In the visceral piston mechanism, the viscera are regarded as a mass suspended on an internal spring, representing the diaphragm and the thorax. During running, accelerations act upon the trunk, causing displacements of the viscera relative to the body wall. The size and phase of these oscillations depend on the mass of the viscera and the viscoelastic properties of the viscera and the respiratory system. Alexander (1989) suggested that the visceral piston could drive ventilation if its natural frequency were tuned to the frequency of the movements of locomotion. Flexion of the back and the resulting forward sweep of the pelvis with each stride push the viscera towards the diaphragm, compressing the lungs (Alexander, 1989; I. S. Young, R. McN. Alexander, A. J. Woakes, P. J. Butler and L. Anderson, in preparation). For this mechanism to operate, back flexion must have the same frequency as breathing. As inertial losses are minimised at the natural frequency of a spring/mass system, the back flexion mechanism may operate more efficiently if the predicted natural frequency of the diaphragm/thorax/viscera has the same frequency as stride and breathing. Stride frequency, breathing frequency and the predicted natural frequency of the diaphragm/thorax/viscera have been shown to obey the same allometric relationship. This is consistent with the hypothesis that the visceral piston and the back flexion mechanisms could be assisting ventilation. The mechanical properties of the respiratory system allow either of these mechanisms to operate, but the evidence from Alexander (1989) and I. S. Young, R. McN. Alexander, A. J. Woakes, P. J. Butler and L. Anderson (in preparation) shows that the precise phase relationship between locomotory movements and breathing will determine which (if either) of these mechanisms may assist breathing.

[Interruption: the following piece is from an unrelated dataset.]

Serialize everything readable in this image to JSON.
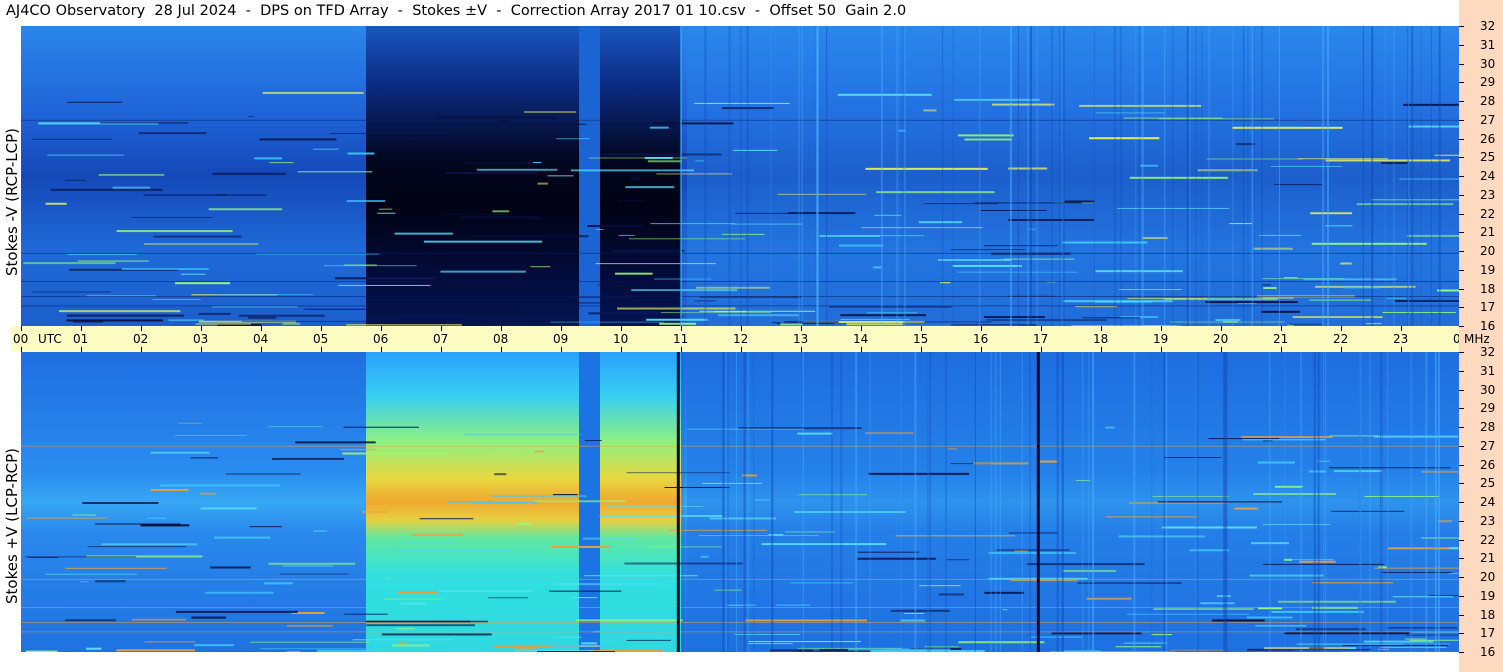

In addition to passive mechanical properties, the active properties of the respiratory muscles must constrain the normal physiological operation of the respiratory system. Immediately after the trot-gallop transition, stride frequency (Heglund and Taylor, 1988) and breathing frequency (Bramble and Carrier, 1983) are essentially maximal, increasing only slightly with speed. Increases in ventilation are achieved by increasing its depth; diaphragm muscle should therefore be operating at its maximal in vivo frequency and strain during galloping. If systems evolve towards optimum design, then it is not unexpected that diaphragm muscle should produce its maximum power output at the galloping frequency (Altringham and Young, 1991), when the demands on the respiratory system are greatest.

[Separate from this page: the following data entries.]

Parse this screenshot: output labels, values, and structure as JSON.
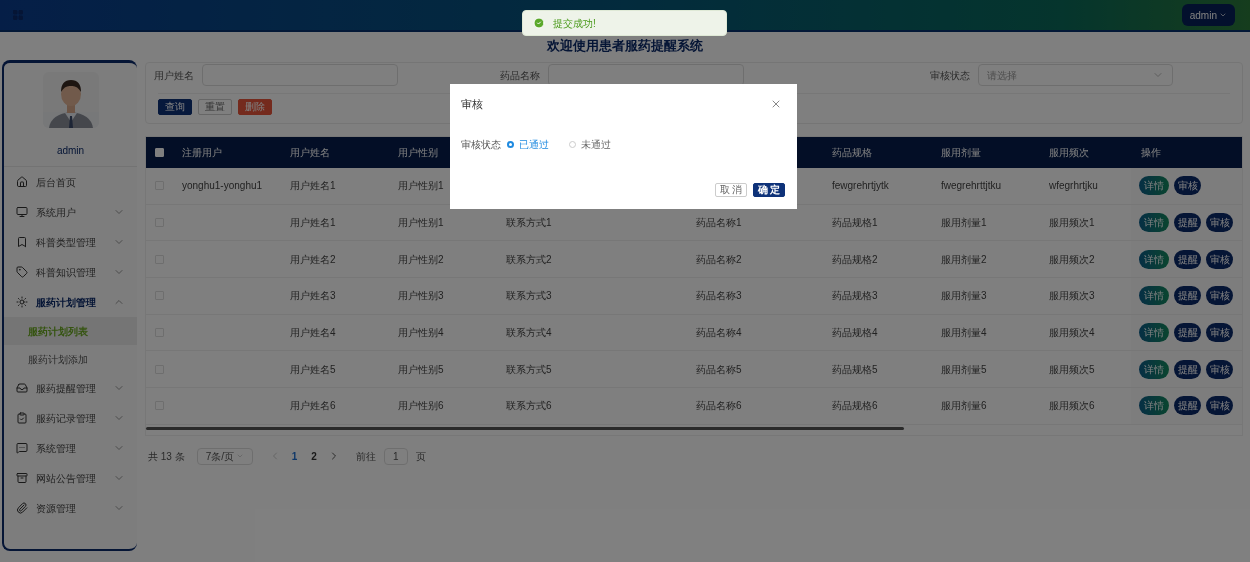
{
  "header": {
    "user_menu": "admin"
  },
  "toast": {
    "text": "提交成功!"
  },
  "page_title": "欢迎使用患者服药提醒系统",
  "sidebar": {
    "username": "admin",
    "items": [
      {
        "label": "后台首页"
      },
      {
        "label": "系统用户",
        "expanded": false
      },
      {
        "label": "科普类型管理",
        "expanded": false
      },
      {
        "label": "科普知识管理",
        "expanded": false
      },
      {
        "label": "服药计划管理",
        "expanded": true,
        "children": [
          {
            "label": "服药计划列表",
            "selected": true
          },
          {
            "label": "服药计划添加",
            "selected": false
          }
        ]
      },
      {
        "label": "服药提醒管理",
        "expanded": false
      },
      {
        "label": "服药记录管理",
        "expanded": false
      },
      {
        "label": "系统管理",
        "expanded": false
      },
      {
        "label": "网站公告管理",
        "expanded": false
      },
      {
        "label": "资源管理",
        "expanded": false
      }
    ]
  },
  "search": {
    "fields": [
      {
        "label": "用户姓名",
        "kind": "input"
      },
      {
        "label": "药品名称",
        "kind": "input"
      },
      {
        "label": "审核状态",
        "kind": "select",
        "placeholder": "请选择"
      }
    ],
    "buttons": [
      {
        "label": "查询",
        "kind": "primary"
      },
      {
        "label": "重置",
        "kind": "plain"
      },
      {
        "label": "删除",
        "kind": "danger"
      }
    ]
  },
  "table": {
    "all_checked": false,
    "columns": [
      "注册用户",
      "用户姓名",
      "用户性别",
      null,
      null,
      "药品规格",
      "服用剂量",
      "服用频次",
      "操作"
    ],
    "rows": [
      {
        "checked": false,
        "cells": [
          "yonghu1-yonghu1",
          "用户姓名1",
          "用户性别1",
          null,
          null,
          "fewgrehrtjytk",
          "fwegrehrttjtku",
          "wfegrhrtjku"
        ],
        "actions": [
          "详情",
          "审核"
        ]
      },
      {
        "checked": false,
        "cells": [
          null,
          "用户姓名1",
          "用户性别1",
          "联系方式1",
          "药品名称1",
          "药品规格1",
          "服用剂量1",
          "服用频次1"
        ],
        "actions": [
          "详情",
          "提醒",
          "审核"
        ]
      },
      {
        "checked": false,
        "cells": [
          null,
          "用户姓名2",
          "用户性别2",
          "联系方式2",
          "药品名称2",
          "药品规格2",
          "服用剂量2",
          "服用频次2"
        ],
        "actions": [
          "详情",
          "提醒",
          "审核"
        ]
      },
      {
        "checked": false,
        "cells": [
          null,
          "用户姓名3",
          "用户性别3",
          "联系方式3",
          "药品名称3",
          "药品规格3",
          "服用剂量3",
          "服用频次3"
        ],
        "actions": [
          "详情",
          "提醒",
          "审核"
        ]
      },
      {
        "checked": false,
        "cells": [
          null,
          "用户姓名4",
          "用户性别4",
          "联系方式4",
          "药品名称4",
          "药品规格4",
          "服用剂量4",
          "服用频次4"
        ],
        "actions": [
          "详情",
          "提醒",
          "审核"
        ]
      },
      {
        "checked": false,
        "cells": [
          null,
          "用户姓名5",
          "用户性别5",
          "联系方式5",
          "药品名称5",
          "药品规格5",
          "服用剂量5",
          "服用频次5"
        ],
        "actions": [
          "详情",
          "提醒",
          "审核"
        ]
      },
      {
        "checked": false,
        "cells": [
          null,
          "用户姓名6",
          "用户性别6",
          "联系方式6",
          "药品名称6",
          "药品规格6",
          "服用剂量6",
          "服用频次6"
        ],
        "actions": [
          "详情",
          "提醒",
          "审核"
        ]
      }
    ]
  },
  "pagination": {
    "total": "共 13 条",
    "page_size": "7条/页",
    "pages": [
      {
        "label": "1",
        "selected": true
      },
      {
        "label": "2",
        "selected": false
      }
    ],
    "goto_label": "前往",
    "goto_value": "1",
    "goto_suffix": "页"
  },
  "dialog": {
    "title": "审核",
    "field_label": "审核状态",
    "options": [
      {
        "label": "已通过",
        "selected": true
      },
      {
        "label": "未通过",
        "selected": false
      }
    ],
    "buttons": [
      {
        "label": "取 消",
        "kind": "plain"
      },
      {
        "label": "确 定",
        "kind": "primary"
      }
    ]
  }
}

In conclusion, the results of this study extend the size range of animals in which a 1:1 stride to breathing frequency ratio is observed during galloping to include the gerbil at one end of the range and the rhinoceros at the other. We also show that the gerbil maintains a constant phase relationship between locomotion and ventilation, indicating mechanical linkage. The observed mechanical properties of the respiratory system support the hypothesis of optimal design in the processes driving respiration during locomotion.

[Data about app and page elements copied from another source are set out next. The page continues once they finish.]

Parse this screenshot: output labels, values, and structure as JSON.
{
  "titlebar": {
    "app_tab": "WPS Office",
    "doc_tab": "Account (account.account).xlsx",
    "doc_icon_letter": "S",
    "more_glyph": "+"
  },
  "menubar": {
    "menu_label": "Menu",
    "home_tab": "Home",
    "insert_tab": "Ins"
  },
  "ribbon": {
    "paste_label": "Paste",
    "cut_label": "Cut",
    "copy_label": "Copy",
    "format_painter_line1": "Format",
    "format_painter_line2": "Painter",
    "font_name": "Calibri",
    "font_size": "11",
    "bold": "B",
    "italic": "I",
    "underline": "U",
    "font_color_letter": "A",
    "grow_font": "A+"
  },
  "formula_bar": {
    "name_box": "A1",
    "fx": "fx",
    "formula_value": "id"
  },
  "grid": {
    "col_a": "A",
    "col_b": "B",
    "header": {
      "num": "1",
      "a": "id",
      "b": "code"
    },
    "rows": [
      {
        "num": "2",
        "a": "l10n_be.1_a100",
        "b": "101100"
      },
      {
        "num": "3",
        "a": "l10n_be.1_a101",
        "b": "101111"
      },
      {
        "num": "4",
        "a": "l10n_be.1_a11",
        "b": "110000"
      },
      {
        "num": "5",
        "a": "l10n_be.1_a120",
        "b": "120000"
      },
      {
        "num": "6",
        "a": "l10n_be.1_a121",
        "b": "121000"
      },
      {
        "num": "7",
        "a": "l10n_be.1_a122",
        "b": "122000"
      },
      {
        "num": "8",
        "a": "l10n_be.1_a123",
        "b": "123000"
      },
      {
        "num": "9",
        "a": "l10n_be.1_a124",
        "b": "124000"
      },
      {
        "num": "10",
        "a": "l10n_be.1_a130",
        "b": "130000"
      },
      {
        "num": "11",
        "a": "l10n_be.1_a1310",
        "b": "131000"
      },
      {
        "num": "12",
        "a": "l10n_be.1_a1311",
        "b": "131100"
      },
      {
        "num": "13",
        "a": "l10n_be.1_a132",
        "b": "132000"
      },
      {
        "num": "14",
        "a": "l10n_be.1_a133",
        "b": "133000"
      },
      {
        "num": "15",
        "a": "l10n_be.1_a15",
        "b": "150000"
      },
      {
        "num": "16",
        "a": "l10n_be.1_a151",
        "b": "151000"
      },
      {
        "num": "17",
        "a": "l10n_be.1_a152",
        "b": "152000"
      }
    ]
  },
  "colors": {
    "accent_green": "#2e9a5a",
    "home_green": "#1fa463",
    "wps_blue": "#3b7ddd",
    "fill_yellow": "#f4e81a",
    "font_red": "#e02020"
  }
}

We would like to thank Professor R. McN. Alexander for many helpful discussions, and comments on the manuscript, and Chris Smith for technical assistance and cream eggs. Thanks also to Professor John Kessler and Professor Tim Pedley, and the SERC, for the use of the high-speed video camera system. The manuscript was substantially improved by the suggestions of two referees. I.S.Y. was supported by a SERC grant.